NEW YORK (CNN/Money) -
Martha Stewart has not ruled out the possibility of serving her sentence soon rather than waiting for an appeals court to decide whether she deserves a second chance to clear her name.
|Martha Stewart on CNN's Larry King Live
On CNN's "Larry King Live" on Monday night, Stewart told King that she is considering putting the 2 1/2 year ordeal behind her. "I have not made up my mind one way or another," said Stewart.
Stewart, 62, was sentenced on Friday to 10 months -- half spent in prison and half spent wearing an electronic bracelet at her Bedford, New York estate -- for hindering a government insider trading probe in her late 2001 sale of ImClone Systems stock.
Stewart can stay out of jail while appealing the verdict, a process that could take as long as two years. She can also choose to drop her appeal.
"There's a conundrum," said Stewart. "My company needs me. I would like to get back to work. I would like this to be over."
In public appearances after her sentencing, both on the courthouse steps immediately after her Friday's hearing and later that day on ABC's "20/20," Stewart appeared defiant, almost angry about the criminal indictment that led to her conviction in March. At one point she proclaimed to have been "choked and almost suffocated to death" throughout the entire process.
Monday night, however, a noticeably subdued Stewart traded in Friday's somber pant suit for a light beige outfit. And while she appeared nervous at first, with her hands clasped, she soon relaxed under King's questioning and smiled through much of the interview. The segment included questions from several callers, all of whom expressed support for Stewart.
In other highlights from the wide-ranging interview:
On the ImClone stock sale She declined to say whether, if she had it to do all over again, she would have handled the sale of her ImClone stock differently. Still, she said, "You wake up pretty much every night at about 2 [a.m.]" and think "'oh my gosh, what if? what if? what if?' That's pretty terrible for a 2.5 year process like this."

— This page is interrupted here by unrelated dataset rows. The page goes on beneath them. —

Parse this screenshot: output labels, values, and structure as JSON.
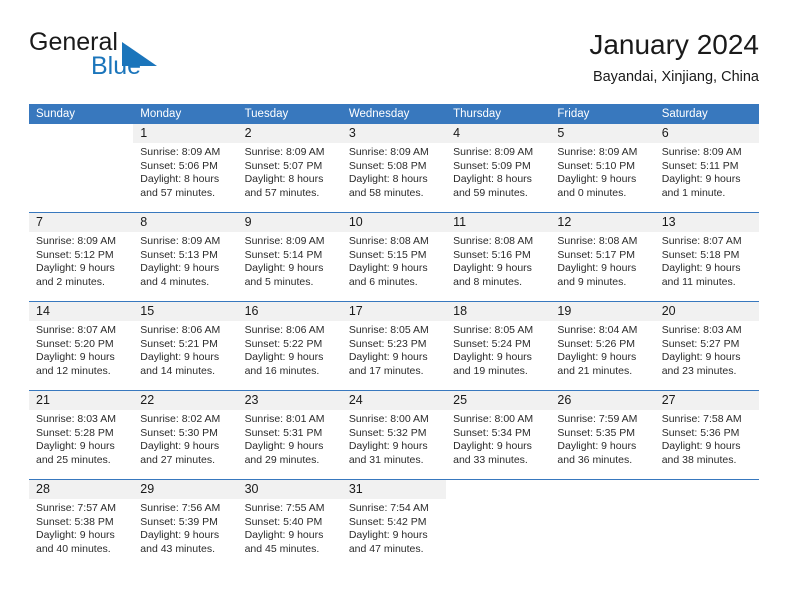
{
  "brand": {
    "name_part1": "General",
    "name_part2": "Blue",
    "logo_icon": "triangle-logo-icon",
    "accent_color": "#1b75bb"
  },
  "header": {
    "title": "January 2024",
    "location": "Bayandai, Xinjiang, China"
  },
  "calendar": {
    "header_color": "#3878be",
    "weekday_headers": [
      "Sunday",
      "Monday",
      "Tuesday",
      "Wednesday",
      "Thursday",
      "Friday",
      "Saturday"
    ],
    "weeks": [
      [
        {
          "day": "",
          "sunrise": "",
          "sunset": "",
          "daylight_line1": "",
          "daylight_line2": ""
        },
        {
          "day": "1",
          "sunrise": "Sunrise: 8:09 AM",
          "sunset": "Sunset: 5:06 PM",
          "daylight_line1": "Daylight: 8 hours",
          "daylight_line2": "and 57 minutes."
        },
        {
          "day": "2",
          "sunrise": "Sunrise: 8:09 AM",
          "sunset": "Sunset: 5:07 PM",
          "daylight_line1": "Daylight: 8 hours",
          "daylight_line2": "and 57 minutes."
        },
        {
          "day": "3",
          "sunrise": "Sunrise: 8:09 AM",
          "sunset": "Sunset: 5:08 PM",
          "daylight_line1": "Daylight: 8 hours",
          "daylight_line2": "and 58 minutes."
        },
        {
          "day": "4",
          "sunrise": "Sunrise: 8:09 AM",
          "sunset": "Sunset: 5:09 PM",
          "daylight_line1": "Daylight: 8 hours",
          "daylight_line2": "and 59 minutes."
        },
        {
          "day": "5",
          "sunrise": "Sunrise: 8:09 AM",
          "sunset": "Sunset: 5:10 PM",
          "daylight_line1": "Daylight: 9 hours",
          "daylight_line2": "and 0 minutes."
        },
        {
          "day": "6",
          "sunrise": "Sunrise: 8:09 AM",
          "sunset": "Sunset: 5:11 PM",
          "daylight_line1": "Daylight: 9 hours",
          "daylight_line2": "and 1 minute."
        }
      ],
      [
        {
          "day": "7",
          "sunrise": "Sunrise: 8:09 AM",
          "sunset": "Sunset: 5:12 PM",
          "daylight_line1": "Daylight: 9 hours",
          "daylight_line2": "and 2 minutes."
        },
        {
          "day": "8",
          "sunrise": "Sunrise: 8:09 AM",
          "sunset": "Sunset: 5:13 PM",
          "daylight_line1": "Daylight: 9 hours",
          "daylight_line2": "and 4 minutes."
        },
        {
          "day": "9",
          "sunrise": "Sunrise: 8:09 AM",
          "sunset": "Sunset: 5:14 PM",
          "daylight_line1": "Daylight: 9 hours",
          "daylight_line2": "and 5 minutes."
        },
        {
          "day": "10",
          "sunrise": "Sunrise: 8:08 AM",
          "sunset": "Sunset: 5:15 PM",
          "daylight_line1": "Daylight: 9 hours",
          "daylight_line2": "and 6 minutes."
        },
        {
          "day": "11",
          "sunrise": "Sunrise: 8:08 AM",
          "sunset": "Sunset: 5:16 PM",
          "daylight_line1": "Daylight: 9 hours",
          "daylight_line2": "and 8 minutes."
        },
        {
          "day": "12",
          "sunrise": "Sunrise: 8:08 AM",
          "sunset": "Sunset: 5:17 PM",
          "daylight_line1": "Daylight: 9 hours",
          "daylight_line2": "and 9 minutes."
        },
        {
          "day": "13",
          "sunrise": "Sunrise: 8:07 AM",
          "sunset": "Sunset: 5:18 PM",
          "daylight_line1": "Daylight: 9 hours",
          "daylight_line2": "and 11 minutes."
        }
      ],
      [
        {
          "day": "14",
          "sunrise": "Sunrise: 8:07 AM",
          "sunset": "Sunset: 5:20 PM",
          "daylight_line1": "Daylight: 9 hours",
          "daylight_line2": "and 12 minutes."
        },
        {
          "day": "15",
          "sunrise": "Sunrise: 8:06 AM",
          "sunset": "Sunset: 5:21 PM",
          "daylight_line1": "Daylight: 9 hours",
          "daylight_line2": "and 14 minutes."
        },
        {
          "day": "16",
          "sunrise": "Sunrise: 8:06 AM",
          "sunset": "Sunset: 5:22 PM",
          "daylight_line1": "Daylight: 9 hours",
          "daylight_line2": "and 16 minutes."
        },
        {
          "day": "17",
          "sunrise": "Sunrise: 8:05 AM",
          "sunset": "Sunset: 5:23 PM",
          "daylight_line1": "Daylight: 9 hours",
          "daylight_line2": "and 17 minutes."
        },
        {
          "day": "18",
          "sunrise": "Sunrise: 8:05 AM",
          "sunset": "Sunset: 5:24 PM",
          "daylight_line1": "Daylight: 9 hours",
          "daylight_line2": "and 19 minutes."
        },
        {
          "day": "19",
          "sunrise": "Sunrise: 8:04 AM",
          "sunset": "Sunset: 5:26 PM",
          "daylight_line1": "Daylight: 9 hours",
          "daylight_line2": "and 21 minutes."
        },
        {
          "day": "20",
          "sunrise": "Sunrise: 8:03 AM",
          "sunset": "Sunset: 5:27 PM",
          "daylight_line1": "Daylight: 9 hours",
          "daylight_line2": "and 23 minutes."
        }
      ],
      [
        {
          "day": "21",
          "sunrise": "Sunrise: 8:03 AM",
          "sunset": "Sunset: 5:28 PM",
          "daylight_line1": "Daylight: 9 hours",
          "daylight_line2": "and 25 minutes."
        },
        {
          "day": "22",
          "sunrise": "Sunrise: 8:02 AM",
          "sunset": "Sunset: 5:30 PM",
          "daylight_line1": "Daylight: 9 hours",
          "daylight_line2": "and 27 minutes."
        },
        {
          "day": "23",
          "sunrise": "Sunrise: 8:01 AM",
          "sunset": "Sunset: 5:31 PM",
          "daylight_line1": "Daylight: 9 hours",
          "daylight_line2": "and 29 minutes."
        },
        {
          "day": "24",
          "sunrise": "Sunrise: 8:00 AM",
          "sunset": "Sunset: 5:32 PM",
          "daylight_line1": "Daylight: 9 hours",
          "daylight_line2": "and 31 minutes."
        },
        {
          "day": "25",
          "sunrise": "Sunrise: 8:00 AM",
          "sunset": "Sunset: 5:34 PM",
          "daylight_line1": "Daylight: 9 hours",
          "daylight_line2": "and 33 minutes."
        },
        {
          "day": "26",
          "sunrise": "Sunrise: 7:59 AM",
          "sunset": "Sunset: 5:35 PM",
          "daylight_line1": "Daylight: 9 hours",
          "daylight_line2": "and 36 minutes."
        },
        {
          "day": "27",
          "sunrise": "Sunrise: 7:58 AM",
          "sunset": "Sunset: 5:36 PM",
          "daylight_line1": "Daylight: 9 hours",
          "daylight_line2": "and 38 minutes."
        }
      ],
      [
        {
          "day": "28",
          "sunrise": "Sunrise: 7:57 AM",
          "sunset": "Sunset: 5:38 PM",
          "daylight_line1": "Daylight: 9 hours",
          "daylight_line2": "and 40 minutes."
        },
        {
          "day": "29",
          "sunrise": "Sunrise: 7:56 AM",
          "sunset": "Sunset: 5:39 PM",
          "daylight_line1": "Daylight: 9 hours",
          "daylight_line2": "and 43 minutes."
        },
        {
          "day": "30",
          "sunrise": "Sunrise: 7:55 AM",
          "sunset": "Sunset: 5:40 PM",
          "daylight_line1": "Daylight: 9 hours",
          "daylight_line2": "and 45 minutes."
        },
        {
          "day": "31",
          "sunrise": "Sunrise: 7:54 AM",
          "sunset": "Sunset: 5:42 PM",
          "daylight_line1": "Daylight: 9 hours",
          "daylight_line2": "and 47 minutes."
        },
        {
          "day": "",
          "sunrise": "",
          "sunset": "",
          "daylight_line1": "",
          "daylight_line2": ""
        },
        {
          "day": "",
          "sunrise": "",
          "sunset": "",
          "daylight_line1": "",
          "daylight_line2": ""
        },
        {
          "day": "",
          "sunrise": "",
          "sunset": "",
          "daylight_line1": "",
          "daylight_line2": ""
        }
      ]
    ]
  }
}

On her company As to her future role at Martha Stewart Living Omnimedia, Stewart made it clear she plans to play an intimate role.
Prison rules, she said, bar her from discussing business while behind bars but she said no similar restrictions apply while she's in home detention. Whether she can one day return to the helm of Martha Stewart Living "has yet to be determined legally," she said.
On her possible book Stewart confirmed news reports that she plans to write a book for people who find themselves up against the law. "For anybody who's had to go through this process, there should be some guidelines." Among the potential topics, "what lawyer to choose, how to behave, how to attend an interview."
On her reputation for hubris "I have sometimes, probably, forgotten -- and I know I have -- to pat the back of someone or said 'thank you' enough times or maybe even once sometimes," Stewart said. "I wish I were perfect. I wish I were just the nicest, nicest, nicest person on Earth. But I am a business person....If I were a man no one would ever say that I was arrogant."
On the Mandela remark She also sought to clarify comments she made during the "20/20" interview where she invoked the name of Nelson Mandela, the anti-apartheid warrior who spent 27 years in prison and then went on to become president of South Africa.
Contrary to press reports, Stewart said, she did not liken her situation to that of Mandela's. "I am not comparing myself to Nelson Mandela," said Stewart. "I am not a Nobel prize winner."
Finally, Stewart criticized the often "repetitious" media coverage of her plight.
|Recent Martha news
Now, as she seeks to use the press to help clear her name, it's not known yet whether her post-sentencing media road show has won or lost her hearts. But the clear winner so far: the media.
ABC's "20/20" was the top-rated show Friday, with 8 million viewers tuned in. By way of comparison, former Clinton paramour Monica Lewinsky drew 48.5 million viewers during her 1999 Walters interview.
ABC, a unit of Walt Disney Co. (DIS: Research, Estimates), is the No. 4 television network, ranked by viewership during the key prime time evening hours.